=== Exercise details ===
Would you give the entries below again, precisely as they are written?

##########

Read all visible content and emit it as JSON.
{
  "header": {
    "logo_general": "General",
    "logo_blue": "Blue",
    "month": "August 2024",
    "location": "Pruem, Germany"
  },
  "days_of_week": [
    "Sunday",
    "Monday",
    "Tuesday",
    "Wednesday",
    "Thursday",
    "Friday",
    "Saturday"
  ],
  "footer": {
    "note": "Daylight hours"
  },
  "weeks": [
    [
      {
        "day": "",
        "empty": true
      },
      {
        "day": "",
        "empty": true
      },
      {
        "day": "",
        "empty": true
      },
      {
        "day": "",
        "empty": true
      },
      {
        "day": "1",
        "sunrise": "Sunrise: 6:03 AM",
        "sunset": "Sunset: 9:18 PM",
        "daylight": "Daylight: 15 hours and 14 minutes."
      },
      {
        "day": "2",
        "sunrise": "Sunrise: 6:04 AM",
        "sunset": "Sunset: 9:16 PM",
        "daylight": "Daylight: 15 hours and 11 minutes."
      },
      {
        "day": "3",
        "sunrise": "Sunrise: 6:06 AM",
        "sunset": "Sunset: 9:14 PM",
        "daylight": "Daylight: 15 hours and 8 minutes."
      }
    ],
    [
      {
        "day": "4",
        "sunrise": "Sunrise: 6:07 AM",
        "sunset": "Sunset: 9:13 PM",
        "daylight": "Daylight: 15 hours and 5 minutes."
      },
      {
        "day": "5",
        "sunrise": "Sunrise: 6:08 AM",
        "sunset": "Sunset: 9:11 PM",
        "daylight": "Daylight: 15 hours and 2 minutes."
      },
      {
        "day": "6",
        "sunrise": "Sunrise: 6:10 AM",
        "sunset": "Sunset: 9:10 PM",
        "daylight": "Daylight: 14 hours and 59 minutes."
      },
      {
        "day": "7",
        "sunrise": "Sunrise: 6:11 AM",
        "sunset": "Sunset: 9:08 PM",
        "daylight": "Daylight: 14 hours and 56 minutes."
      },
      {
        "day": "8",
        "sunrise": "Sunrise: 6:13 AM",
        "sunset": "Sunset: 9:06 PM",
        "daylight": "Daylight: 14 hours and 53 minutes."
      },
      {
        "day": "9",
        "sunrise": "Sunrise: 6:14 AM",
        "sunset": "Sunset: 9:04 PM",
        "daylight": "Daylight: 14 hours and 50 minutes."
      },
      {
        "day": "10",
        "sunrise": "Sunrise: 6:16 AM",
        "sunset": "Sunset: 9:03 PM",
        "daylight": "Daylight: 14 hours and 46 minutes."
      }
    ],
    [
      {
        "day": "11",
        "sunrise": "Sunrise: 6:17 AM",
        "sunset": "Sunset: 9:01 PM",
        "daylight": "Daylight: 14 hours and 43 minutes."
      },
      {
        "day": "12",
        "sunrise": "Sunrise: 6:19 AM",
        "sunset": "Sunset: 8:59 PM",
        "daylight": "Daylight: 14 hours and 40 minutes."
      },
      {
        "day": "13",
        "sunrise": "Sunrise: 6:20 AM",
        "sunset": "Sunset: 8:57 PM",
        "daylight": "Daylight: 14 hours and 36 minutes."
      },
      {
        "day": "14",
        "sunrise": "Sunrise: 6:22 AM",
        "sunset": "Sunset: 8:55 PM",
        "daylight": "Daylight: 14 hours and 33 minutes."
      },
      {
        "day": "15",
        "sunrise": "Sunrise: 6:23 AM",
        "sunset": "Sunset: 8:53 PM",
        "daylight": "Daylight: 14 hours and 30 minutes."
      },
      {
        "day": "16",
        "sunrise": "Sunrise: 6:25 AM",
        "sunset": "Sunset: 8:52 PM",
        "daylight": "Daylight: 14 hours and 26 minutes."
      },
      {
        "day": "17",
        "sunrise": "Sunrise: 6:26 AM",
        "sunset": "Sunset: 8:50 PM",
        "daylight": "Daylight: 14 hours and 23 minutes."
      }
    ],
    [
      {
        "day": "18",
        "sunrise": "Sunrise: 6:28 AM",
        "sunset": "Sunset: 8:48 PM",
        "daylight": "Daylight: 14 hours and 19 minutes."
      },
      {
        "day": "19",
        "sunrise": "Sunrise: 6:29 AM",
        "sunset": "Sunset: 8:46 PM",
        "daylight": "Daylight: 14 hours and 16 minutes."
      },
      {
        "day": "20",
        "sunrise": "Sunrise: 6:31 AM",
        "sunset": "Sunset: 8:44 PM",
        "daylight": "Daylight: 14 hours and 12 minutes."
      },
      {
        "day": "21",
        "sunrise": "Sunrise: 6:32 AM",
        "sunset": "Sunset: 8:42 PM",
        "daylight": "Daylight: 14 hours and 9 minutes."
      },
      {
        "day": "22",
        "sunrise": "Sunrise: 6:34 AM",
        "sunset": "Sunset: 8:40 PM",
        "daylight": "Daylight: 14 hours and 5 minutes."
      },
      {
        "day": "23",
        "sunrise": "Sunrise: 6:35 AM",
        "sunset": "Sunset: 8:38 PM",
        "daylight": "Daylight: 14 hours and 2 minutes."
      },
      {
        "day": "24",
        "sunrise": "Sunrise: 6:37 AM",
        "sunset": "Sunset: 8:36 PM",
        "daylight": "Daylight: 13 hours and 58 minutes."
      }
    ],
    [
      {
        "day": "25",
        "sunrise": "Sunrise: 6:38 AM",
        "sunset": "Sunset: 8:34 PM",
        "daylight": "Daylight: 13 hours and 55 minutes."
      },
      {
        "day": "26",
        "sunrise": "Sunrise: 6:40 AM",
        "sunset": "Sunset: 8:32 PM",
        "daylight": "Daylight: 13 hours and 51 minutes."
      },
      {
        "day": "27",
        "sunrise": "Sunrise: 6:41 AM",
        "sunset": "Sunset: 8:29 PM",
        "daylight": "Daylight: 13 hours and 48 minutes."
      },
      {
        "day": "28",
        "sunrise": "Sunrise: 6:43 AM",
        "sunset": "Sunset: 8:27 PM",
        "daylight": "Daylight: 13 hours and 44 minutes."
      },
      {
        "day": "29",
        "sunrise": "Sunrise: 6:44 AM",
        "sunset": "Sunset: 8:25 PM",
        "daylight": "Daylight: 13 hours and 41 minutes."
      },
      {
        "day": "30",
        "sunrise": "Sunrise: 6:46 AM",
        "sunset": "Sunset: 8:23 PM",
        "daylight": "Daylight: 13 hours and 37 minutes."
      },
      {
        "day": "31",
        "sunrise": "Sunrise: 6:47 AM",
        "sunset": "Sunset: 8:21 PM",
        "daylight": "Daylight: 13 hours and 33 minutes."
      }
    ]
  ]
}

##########

=== Problem solution ===
Read all visible content and emit it as JSON.
{
  "header": {
    "logo_general": "General",
    "logo_blue": "Blue",
    "month": "August 2024",
    "location": "Pruem, Germany"
  },
  "days_of_week": [
    "Sunday",
    "Monday",
    "Tuesday",
    "Wednesday",
    "Thursday",
    "Friday",
    "Saturday"
  ],
  "footer": {
    "note": "Daylight hours"
  },
  "weeks": [
    [
      {
        "day": "",
        "empty": true
      },
      {
        "day": "",
        "empty": true
      },
      {
        "day": "",
        "empty": true
      },
      {
        "day": "",
        "empty": true
      },
      {
        "day": "1",
        "sunrise": "Sunrise: 6:03 AM",
        "sunset": "Sunset: 9:18 PM",
        "daylight": "Daylight: 15 hours and 14 minutes."
      },
      {
        "day": "2",
        "sunrise": "Sunrise: 6:04 AM",
        "sunset": "Sunset: 9:16 PM",
        "daylight": "Daylight: 15 hours and 11 minutes."
      },
      {
        "day": "3",
        "sunrise": "Sunrise: 6:06 AM",
        "sunset": "Sunset: 9:14 PM",
        "daylight": "Daylight: 15 hours and 8 minutes."
      }
    ],
    [
      {
        "day": "4",
        "sunrise": "Sunrise: 6:07 AM",
        "sunset": "Sunset: 9:13 PM",
        "daylight": "Daylight: 15 hours and 5 minutes."
      },
      {
        "day": "5",
        "sunrise": "Sunrise: 6:08 AM",
        "sunset": "Sunset: 9:11 PM",
        "daylight": "Daylight: 15 hours and 2 minutes."
      },
      {
        "day": "6",
        "sunrise": "Sunrise: 6:10 AM",
        "sunset": "Sunset: 9:10 PM",
        "daylight": "Daylight: 14 hours and 59 minutes."
      },
      {
        "day": "7",
        "sunrise": "Sunrise: 6:11 AM",
        "sunset": "Sunset: 9:08 PM",
        "daylight": "Daylight: 14 hours and 56 minutes."
      },
      {
        "day": "8",
        "sunrise": "Sunrise: 6:13 AM",
        "sunset": "Sunset: 9:06 PM",
        "daylight": "Daylight: 14 hours and 53 minutes."
      },
      {
        "day": "9",
        "sunrise": "Sunrise: 6:14 AM",
        "sunset": "Sunset: 9:04 PM",
        "daylight": "Daylight: 14 hours and 50 minutes."
      },
      {
        "day": "10",
        "sunrise": "Sunrise: 6:16 AM",
        "sunset": "Sunset: 9:03 PM",
        "daylight": "Daylight: 14 hours and 46 minutes."
      }
    ],
    [
      {
        "day": "11",
        "sunrise": "Sunrise: 6:17 AM",
        "sunset": "Sunset: 9:01 PM",
        "daylight": "Daylight: 14 hours and 43 minutes."
      },
      {
        "day": "12",
        "sunrise": "Sunrise: 6:19 AM",
        "sunset": "Sunset: 8:59 PM",
        "daylight": "Daylight: 14 hours and 40 minutes."
      },
      {
        "day": "13",
        "sunrise": "Sunrise: 6:20 AM",
        "sunset": "Sunset: 8:57 PM",
        "daylight": "Daylight: 14 hours and 36 minutes."
      },
      {
        "day": "14",
        "sunrise": "Sunrise: 6:22 AM",
        "sunset": "Sunset: 8:55 PM",
        "daylight": "Daylight: 14 hours and 33 minutes."
      },
      {
        "day": "15",
        "sunrise": "Sunrise: 6:23 AM",
        "sunset": "Sunset: 8:53 PM",
        "daylight": "Daylight: 14 hours and 30 minutes."
      },
      {
        "day": "16",
        "sunrise": "Sunrise: 6:25 AM",
        "sunset": "Sunset: 8:52 PM",
        "daylight": "Daylight: 14 hours and 26 minutes."
      },
      {
        "day": "17",
        "sunrise": "Sunrise: 6:26 AM",
        "sunset": "Sunset: 8:50 PM",
        "daylight": "Daylight: 14 hours and 23 minutes."
      }
    ],
    [
      {
        "day": "18",
        "sunrise": "Sunrise: 6:28 AM",
        "sunset": "Sunset: 8:48 PM",
        "daylight": "Daylight: 14 hours and 19 minutes."
      },
      {
        "day": "19",
        "sunrise": "Sunrise: 6:29 AM",
        "sunset": "Sunset: 8:46 PM",
        "daylight": "Daylight: 14 hours and 16 minutes."
      },
      {
        "day": "20",
        "sunrise": "Sunrise: 6:31 AM",
        "sunset": "Sunset: 8:44 PM",
        "daylight": "Daylight: 14 hours and 12 minutes."
      },
      {
        "day": "21",
        "sunrise": "Sunrise: 6:32 AM",
        "sunset": "Sunset: 8:42 PM",
        "daylight": "Daylight: 14 hours and 9 minutes."
      },
      {
        "day": "22",
        "sunrise": "Sunrise: 6:34 AM",
        "sunset": "Sunset: 8:40 PM",
        "daylight": "Daylight: 14 hours and 5 minutes."
      },
      {
        "day": "23",
        "sunrise": "Sunrise: 6:35 AM",
        "sunset": "Sunset: 8:38 PM",
        "daylight": "Daylight: 14 hours and 2 minutes."
      },
      {
        "day": "24",
        "sunrise": "Sunrise: 6:37 AM",
        "sunset": "Sunset: 8:36 PM",
        "daylight": "Daylight: 13 hours and 58 minutes."
      }
    ],
    [
      {
        "day": "25",
        "sunrise": "Sunrise: 6:38 AM",
        "sunset": "Sunset: 8:34 PM",
        "daylight": "Daylight: 13 hours and 55 minutes."
      },
      {
        "day": "26",
        "sunrise": "Sunrise: 6:40 AM",
        "sunset": "Sunset: 8:32 PM",
        "daylight": "Daylight: 13 hours and 51 minutes."
      },
      {
        "day": "27",
        "sunrise": "Sunrise: 6:41 AM",
        "sunset": "Sunset: 8:29 PM",
        "daylight": "Daylight: 13 hours and 48 minutes."
      },
      {
        "day": "28",
        "sunrise": "Sunrise: 6:43 AM",
        "sunset": "Sunset: 8:27 PM",
        "daylight": "Daylight: 13 hours and 44 minutes."
      },
      {
        "day": "29",
        "sunrise": "Sunrise: 6:44 AM",
        "sunset": "Sunset: 8:25 PM",
        "daylight": "Daylight: 13 hours and 41 minutes."
      },
      {
        "day": "30",
        "sunrise": "Sunrise: 6:46 AM",
        "sunset": "Sunset: 8:23 PM",
        "daylight": "Daylight: 13 hours and 37 minutes."
      },
      {
        "day": "31",
        "sunrise": "Sunrise: 6:47 AM",
        "sunset": "Sunset: 8:21 PM",
        "daylight": "Daylight: 13 hours and 33 minutes."
      }
    ]
  ]
}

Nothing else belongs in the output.